What to work on: The entries below are to be reproduced in full, exactly as written.

Supplied material:
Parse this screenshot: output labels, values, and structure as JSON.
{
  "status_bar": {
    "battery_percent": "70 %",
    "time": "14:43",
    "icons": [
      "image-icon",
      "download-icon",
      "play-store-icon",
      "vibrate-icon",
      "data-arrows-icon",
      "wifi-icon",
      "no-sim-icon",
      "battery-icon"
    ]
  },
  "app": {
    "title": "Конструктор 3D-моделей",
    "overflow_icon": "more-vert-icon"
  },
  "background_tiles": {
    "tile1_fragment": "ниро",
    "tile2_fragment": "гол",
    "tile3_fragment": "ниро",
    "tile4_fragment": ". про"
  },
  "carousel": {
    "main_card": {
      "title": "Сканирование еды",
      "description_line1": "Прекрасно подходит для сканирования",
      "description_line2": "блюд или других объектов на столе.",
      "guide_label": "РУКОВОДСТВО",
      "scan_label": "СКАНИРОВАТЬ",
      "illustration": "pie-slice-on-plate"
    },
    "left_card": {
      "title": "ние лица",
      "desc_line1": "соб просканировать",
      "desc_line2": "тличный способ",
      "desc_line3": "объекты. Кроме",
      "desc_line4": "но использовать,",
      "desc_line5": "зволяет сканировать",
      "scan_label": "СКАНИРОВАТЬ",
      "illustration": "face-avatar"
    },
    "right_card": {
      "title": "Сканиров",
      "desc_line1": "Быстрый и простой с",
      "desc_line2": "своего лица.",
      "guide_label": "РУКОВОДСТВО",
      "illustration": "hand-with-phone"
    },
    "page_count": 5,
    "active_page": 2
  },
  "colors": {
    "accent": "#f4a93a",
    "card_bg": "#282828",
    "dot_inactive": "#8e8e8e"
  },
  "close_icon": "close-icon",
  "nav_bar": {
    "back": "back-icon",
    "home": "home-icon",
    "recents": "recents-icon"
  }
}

Reply:
Parse this screenshot: output labels, values, and structure as JSON.
{
  "status_bar": {
    "battery_percent": "70 %",
    "time": "14:43",
    "icons": [
      "image-icon",
      "download-icon",
      "play-store-icon",
      "vibrate-icon",
      "data-arrows-icon",
      "wifi-icon",
      "no-sim-icon",
      "battery-icon"
    ]
  },
  "app": {
    "title": "Конструктор 3D-моделей",
    "overflow_icon": "more-vert-icon"
  },
  "background_tiles": {
    "tile1_fragment": "ниро",
    "tile2_fragment": "гол",
    "tile3_fragment": "ниро",
    "tile4_fragment": ". про"
  },
  "carousel": {
    "main_card": {
      "title": "Сканирование еды",
      "description_line1": "Прекрасно подходит для сканирования",
      "description_line2": "блюд или других объектов на столе.",
      "guide_label": "РУКОВОДСТВО",
      "scan_label": "СКАНИРОВАТЬ",
      "illustration": "pie-slice-on-plate"
    },
    "left_card": {
      "title": "ние лица",
      "desc_line1": "соб просканировать",
      "desc_line2": "тличный способ",
      "desc_line3": "объекты. Кроме",
      "desc_line4": "но использовать,",
      "desc_line5": "зволяет сканировать",
      "scan_label": "СКАНИРОВАТЬ",
      "illustration": "face-avatar"
    },
    "right_card": {
      "title": "Сканиров",
      "desc_line1": "Быстрый и простой с",
      "desc_line2": "своего лица.",
      "guide_label": "РУКОВОДСТВО",
      "illustration": "hand-with-phone"
    },
    "page_count": 5,
    "active_page": 2
  },
  "colors": {
    "accent": "#f4a93a",
    "card_bg": "#282828",
    "dot_inactive": "#8e8e8e"
  },
  "close_icon": "close-icon",
  "nav_bar": {
    "back": "back-icon",
    "home": "home-icon",
    "recents": "recents-icon"
  }
}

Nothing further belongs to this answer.